After much speculation, Oldham confirmed yesterday that they are considering taking the highly controversial step of offering Evans a route back into professional football.
After a conference between board members, chief executive Neil Joy issued a statement under the heading ‘Ched Evans’ which said the club would “continue to have conversations with representative bodies such as the PFA (Professional Footballers’ Association) and will conduct due diligence with regard to any decision we make on this matter”.
Despite expectations to the contrary, there was no press conference to announce Evans’ signing and the 26-year-old did not train with the Oldham squad, as it had been suggested he would.
Evans’ future has been the source of debate since he was released last October halfway through a five-year sentence for raping a 19-year-old woman.
Sheffield United, with whom Evans last played three years ago, offered the striker a chance to train with them last November but they retracted the invitation after it caused uproar.
Hartlepool and Tranmere, both wary of a similar scenario, rejected the opportunity to enter discussions with the former Manchester City forward last year.
Oldham, however, chose to begin a second round of negotiations with the Welshman despite insisting last month that they would not sign Evans.
The Latics, 14th in League One, need a goal scorer to kick-start their stuttering season and in Evans they would get a striker who scored 35 goals in 42 appearances during his last season in League One.
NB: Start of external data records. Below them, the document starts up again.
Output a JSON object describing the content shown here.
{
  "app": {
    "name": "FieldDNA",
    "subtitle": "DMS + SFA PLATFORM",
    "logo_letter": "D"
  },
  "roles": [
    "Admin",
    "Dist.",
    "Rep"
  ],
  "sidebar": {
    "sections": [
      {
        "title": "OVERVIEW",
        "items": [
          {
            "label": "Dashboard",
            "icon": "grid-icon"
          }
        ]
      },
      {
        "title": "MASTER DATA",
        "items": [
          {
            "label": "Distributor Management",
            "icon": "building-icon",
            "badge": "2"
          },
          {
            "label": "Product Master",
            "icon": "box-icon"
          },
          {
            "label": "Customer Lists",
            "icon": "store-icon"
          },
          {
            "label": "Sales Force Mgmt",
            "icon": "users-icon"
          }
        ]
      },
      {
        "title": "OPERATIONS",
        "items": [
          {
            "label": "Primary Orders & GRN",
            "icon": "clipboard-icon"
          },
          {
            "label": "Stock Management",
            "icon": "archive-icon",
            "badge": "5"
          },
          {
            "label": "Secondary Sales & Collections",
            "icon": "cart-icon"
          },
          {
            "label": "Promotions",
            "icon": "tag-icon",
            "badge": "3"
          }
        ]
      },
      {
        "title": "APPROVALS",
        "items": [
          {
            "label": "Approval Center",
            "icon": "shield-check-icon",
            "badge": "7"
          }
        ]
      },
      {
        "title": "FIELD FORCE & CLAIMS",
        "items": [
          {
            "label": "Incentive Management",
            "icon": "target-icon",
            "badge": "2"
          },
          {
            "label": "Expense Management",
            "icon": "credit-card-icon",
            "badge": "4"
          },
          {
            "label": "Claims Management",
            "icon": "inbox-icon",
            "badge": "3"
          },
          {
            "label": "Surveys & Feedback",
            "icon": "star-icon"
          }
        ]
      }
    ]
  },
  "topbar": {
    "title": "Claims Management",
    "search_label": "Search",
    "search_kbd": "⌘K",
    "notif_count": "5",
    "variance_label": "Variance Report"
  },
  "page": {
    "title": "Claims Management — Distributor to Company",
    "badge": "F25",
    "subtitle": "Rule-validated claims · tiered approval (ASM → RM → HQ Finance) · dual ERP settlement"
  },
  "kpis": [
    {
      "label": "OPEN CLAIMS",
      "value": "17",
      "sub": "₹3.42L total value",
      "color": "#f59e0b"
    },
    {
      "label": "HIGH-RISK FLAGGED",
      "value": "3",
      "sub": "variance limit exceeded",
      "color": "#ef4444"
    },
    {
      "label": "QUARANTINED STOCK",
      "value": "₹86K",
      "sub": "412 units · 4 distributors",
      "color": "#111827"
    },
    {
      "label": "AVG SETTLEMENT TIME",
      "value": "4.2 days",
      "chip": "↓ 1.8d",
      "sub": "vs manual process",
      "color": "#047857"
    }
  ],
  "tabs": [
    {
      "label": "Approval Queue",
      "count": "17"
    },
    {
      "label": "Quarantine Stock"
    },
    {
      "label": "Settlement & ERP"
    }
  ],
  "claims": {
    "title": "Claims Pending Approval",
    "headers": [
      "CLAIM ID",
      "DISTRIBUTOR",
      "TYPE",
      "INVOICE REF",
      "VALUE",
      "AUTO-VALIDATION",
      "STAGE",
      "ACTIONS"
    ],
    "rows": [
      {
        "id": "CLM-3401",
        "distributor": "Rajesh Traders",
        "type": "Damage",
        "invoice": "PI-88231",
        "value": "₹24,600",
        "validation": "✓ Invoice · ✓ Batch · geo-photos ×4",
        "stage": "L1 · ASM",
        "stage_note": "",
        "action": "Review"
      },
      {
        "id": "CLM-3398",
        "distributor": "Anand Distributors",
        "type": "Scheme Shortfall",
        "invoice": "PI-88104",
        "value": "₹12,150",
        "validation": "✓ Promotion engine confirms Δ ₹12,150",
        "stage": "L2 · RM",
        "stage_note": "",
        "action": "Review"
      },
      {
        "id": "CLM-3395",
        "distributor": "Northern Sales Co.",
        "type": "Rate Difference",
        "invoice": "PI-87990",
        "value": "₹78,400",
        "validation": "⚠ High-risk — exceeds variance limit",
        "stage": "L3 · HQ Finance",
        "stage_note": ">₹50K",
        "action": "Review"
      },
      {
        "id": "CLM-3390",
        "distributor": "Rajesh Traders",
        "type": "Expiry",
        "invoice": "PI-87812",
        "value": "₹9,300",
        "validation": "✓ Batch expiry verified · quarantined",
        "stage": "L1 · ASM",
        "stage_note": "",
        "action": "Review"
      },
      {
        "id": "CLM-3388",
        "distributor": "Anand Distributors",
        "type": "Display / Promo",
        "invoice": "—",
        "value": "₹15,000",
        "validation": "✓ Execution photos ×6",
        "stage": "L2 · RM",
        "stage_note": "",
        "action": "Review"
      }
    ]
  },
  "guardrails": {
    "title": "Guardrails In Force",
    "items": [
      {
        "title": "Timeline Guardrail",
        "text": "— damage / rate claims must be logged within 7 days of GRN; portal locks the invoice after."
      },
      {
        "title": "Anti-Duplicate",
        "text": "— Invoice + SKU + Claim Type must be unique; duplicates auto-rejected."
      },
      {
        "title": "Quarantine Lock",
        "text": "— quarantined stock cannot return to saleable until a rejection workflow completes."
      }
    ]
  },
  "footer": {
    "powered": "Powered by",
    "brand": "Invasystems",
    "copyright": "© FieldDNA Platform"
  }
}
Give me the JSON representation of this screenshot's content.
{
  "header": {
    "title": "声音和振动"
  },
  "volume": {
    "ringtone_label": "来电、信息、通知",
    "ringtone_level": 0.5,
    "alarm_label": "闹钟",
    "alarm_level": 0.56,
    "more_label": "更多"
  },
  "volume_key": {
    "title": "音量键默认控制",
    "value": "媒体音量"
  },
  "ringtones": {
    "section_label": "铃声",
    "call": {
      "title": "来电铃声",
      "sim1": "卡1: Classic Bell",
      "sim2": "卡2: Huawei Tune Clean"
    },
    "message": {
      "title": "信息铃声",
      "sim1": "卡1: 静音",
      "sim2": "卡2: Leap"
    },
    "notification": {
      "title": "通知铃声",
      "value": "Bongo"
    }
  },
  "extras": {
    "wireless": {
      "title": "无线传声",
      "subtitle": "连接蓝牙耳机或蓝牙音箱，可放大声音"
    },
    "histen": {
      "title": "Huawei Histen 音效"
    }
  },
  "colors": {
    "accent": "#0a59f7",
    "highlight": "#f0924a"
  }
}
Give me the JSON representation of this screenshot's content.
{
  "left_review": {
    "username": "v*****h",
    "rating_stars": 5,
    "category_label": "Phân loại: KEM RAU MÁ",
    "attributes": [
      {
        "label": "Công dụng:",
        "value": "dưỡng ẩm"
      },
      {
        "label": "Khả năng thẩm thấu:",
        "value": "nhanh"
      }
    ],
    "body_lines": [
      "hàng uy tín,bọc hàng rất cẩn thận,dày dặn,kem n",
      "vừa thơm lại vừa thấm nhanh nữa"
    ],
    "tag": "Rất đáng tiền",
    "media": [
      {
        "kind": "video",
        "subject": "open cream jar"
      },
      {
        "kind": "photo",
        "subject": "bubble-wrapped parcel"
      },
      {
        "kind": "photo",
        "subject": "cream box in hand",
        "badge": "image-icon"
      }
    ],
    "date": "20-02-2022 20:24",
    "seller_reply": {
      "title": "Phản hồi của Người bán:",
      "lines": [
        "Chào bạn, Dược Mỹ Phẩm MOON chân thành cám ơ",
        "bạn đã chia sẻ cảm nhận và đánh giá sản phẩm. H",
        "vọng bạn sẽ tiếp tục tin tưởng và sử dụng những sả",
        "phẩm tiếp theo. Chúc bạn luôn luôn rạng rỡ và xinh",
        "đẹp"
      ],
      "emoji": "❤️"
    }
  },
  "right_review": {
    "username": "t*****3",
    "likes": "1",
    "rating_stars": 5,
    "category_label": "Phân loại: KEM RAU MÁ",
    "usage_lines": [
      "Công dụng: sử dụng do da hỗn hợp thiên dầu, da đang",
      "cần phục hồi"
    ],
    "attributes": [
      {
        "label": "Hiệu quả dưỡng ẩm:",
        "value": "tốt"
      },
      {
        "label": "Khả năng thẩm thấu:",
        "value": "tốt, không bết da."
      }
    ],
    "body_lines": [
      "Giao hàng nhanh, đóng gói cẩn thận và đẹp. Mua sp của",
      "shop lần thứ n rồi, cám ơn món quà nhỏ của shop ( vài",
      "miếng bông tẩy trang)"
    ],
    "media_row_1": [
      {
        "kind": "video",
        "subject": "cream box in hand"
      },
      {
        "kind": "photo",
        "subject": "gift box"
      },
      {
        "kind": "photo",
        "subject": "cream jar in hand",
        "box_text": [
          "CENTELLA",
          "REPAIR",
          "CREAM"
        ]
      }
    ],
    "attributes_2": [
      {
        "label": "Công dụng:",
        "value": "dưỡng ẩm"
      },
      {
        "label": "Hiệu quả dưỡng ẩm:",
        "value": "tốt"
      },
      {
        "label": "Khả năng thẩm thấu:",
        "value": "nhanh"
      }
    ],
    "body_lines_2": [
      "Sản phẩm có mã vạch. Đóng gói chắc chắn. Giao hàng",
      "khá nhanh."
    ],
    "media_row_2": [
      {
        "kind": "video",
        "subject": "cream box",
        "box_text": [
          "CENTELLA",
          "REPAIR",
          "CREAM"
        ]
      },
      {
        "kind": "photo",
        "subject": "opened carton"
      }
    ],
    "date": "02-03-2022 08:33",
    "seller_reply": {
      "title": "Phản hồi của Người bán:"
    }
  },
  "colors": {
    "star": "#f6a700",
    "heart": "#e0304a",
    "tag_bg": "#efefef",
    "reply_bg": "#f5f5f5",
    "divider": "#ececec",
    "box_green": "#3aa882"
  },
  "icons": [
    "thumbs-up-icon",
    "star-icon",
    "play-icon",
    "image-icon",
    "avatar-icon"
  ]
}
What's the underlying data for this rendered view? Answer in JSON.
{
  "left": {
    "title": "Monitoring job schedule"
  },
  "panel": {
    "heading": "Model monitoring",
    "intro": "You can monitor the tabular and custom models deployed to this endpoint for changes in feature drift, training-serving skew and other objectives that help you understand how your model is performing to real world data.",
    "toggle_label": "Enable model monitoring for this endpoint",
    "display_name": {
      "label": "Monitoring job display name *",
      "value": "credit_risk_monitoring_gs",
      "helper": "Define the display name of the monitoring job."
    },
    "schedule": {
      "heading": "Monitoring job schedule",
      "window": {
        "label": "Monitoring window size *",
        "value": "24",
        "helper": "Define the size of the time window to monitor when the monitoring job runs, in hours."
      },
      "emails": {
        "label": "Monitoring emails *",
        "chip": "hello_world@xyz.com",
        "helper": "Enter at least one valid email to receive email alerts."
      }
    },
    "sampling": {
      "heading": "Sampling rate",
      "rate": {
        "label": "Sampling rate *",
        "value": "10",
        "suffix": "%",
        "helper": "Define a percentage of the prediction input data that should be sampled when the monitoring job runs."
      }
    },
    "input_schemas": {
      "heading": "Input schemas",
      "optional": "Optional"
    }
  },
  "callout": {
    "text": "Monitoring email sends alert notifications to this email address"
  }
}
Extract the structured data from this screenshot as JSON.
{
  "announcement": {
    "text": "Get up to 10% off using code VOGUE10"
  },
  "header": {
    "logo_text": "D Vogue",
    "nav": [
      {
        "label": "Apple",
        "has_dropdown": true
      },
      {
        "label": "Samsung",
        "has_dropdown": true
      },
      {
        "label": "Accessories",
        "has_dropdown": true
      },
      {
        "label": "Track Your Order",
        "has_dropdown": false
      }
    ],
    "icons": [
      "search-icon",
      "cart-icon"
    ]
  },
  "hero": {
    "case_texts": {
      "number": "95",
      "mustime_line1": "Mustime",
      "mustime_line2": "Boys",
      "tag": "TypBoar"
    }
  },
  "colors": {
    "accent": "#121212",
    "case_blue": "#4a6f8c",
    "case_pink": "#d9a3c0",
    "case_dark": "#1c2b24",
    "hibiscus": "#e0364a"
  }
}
But by last night, a petition calling on the club to not sign Evans, had reached almost 30,000 signatures.
Labour Party leader Ed Miliband said he would not employ the Wales international, who has asked Britain’s Criminal Cases Review Commission to examine his case in the hope that it could lead to an appeal.
“He hasn’t shown remorse and I wouldn’t take him on,” Miliband told BBC Radio Manchester.
Oldham also stand to lose sponsorship revenue if they sign Evans.
Craig Verling, a director of Verlin Rainwater Solutions which sponsors a stand at Boundary Park, said the company would terminate its involvement with the Latics if Evans signed.
Verling said: “The club know our stance and that is if they sign or allow Ched Evans to train we will be out of the door.”
Another Oldham sponsor, Web Applications UK, said it would continue to support the club irrespective of its decision.
Chief executive Craig Dean said he believed it would be “unethical” to seek to influence the situation in either direction.
Oldham manager Lee Johnson chose his words carefully as he spoke to the 40-plus assembled media who had gathered outside Boundary Park yesterday.
The 33-year-old said: “I understand these are very difficult circumstances. Whatever the board decides, I will be a part of.”